**** Data for analysis ****

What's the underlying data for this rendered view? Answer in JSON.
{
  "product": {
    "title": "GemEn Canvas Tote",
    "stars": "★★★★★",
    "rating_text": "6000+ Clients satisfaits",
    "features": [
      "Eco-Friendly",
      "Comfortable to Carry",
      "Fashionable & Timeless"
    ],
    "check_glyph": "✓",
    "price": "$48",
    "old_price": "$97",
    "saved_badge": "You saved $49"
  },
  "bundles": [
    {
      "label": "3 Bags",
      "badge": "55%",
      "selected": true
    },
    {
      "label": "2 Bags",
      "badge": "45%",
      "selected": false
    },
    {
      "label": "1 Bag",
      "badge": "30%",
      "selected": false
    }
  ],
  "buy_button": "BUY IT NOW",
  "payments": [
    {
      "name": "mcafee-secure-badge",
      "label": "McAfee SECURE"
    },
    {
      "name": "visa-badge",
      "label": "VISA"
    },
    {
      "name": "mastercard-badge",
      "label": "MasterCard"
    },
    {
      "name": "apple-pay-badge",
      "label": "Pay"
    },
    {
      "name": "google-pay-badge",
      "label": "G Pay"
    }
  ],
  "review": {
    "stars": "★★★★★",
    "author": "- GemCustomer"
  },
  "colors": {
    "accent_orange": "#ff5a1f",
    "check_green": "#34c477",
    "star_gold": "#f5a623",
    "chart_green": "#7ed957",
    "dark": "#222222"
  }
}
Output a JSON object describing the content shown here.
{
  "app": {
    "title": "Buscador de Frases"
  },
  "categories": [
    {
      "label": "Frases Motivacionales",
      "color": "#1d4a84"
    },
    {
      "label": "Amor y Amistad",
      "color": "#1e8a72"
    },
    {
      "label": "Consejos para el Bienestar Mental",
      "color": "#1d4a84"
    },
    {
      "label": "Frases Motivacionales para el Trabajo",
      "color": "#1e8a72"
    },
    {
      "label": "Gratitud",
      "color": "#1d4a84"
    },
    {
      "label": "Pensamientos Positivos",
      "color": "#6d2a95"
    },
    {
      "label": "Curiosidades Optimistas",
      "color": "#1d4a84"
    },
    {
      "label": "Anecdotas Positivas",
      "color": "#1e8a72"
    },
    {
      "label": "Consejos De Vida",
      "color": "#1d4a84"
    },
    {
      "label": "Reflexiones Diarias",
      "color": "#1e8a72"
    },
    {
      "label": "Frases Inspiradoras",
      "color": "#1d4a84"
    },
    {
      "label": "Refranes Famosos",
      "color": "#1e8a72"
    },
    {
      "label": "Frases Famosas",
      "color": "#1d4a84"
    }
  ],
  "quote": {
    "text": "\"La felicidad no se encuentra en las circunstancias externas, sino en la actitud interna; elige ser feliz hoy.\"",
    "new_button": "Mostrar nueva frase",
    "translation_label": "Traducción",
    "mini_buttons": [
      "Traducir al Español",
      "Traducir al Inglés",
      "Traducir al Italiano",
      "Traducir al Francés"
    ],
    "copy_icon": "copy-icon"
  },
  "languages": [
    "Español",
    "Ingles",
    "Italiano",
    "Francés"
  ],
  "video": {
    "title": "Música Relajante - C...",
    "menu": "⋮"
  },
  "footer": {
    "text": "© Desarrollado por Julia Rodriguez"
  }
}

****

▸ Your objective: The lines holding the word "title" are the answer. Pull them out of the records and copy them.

▸ Result of the task:
    "title": "GemEn Canvas Tote",
    "title": "Buscador de Frases"
    "title": "Música Relajante - C...",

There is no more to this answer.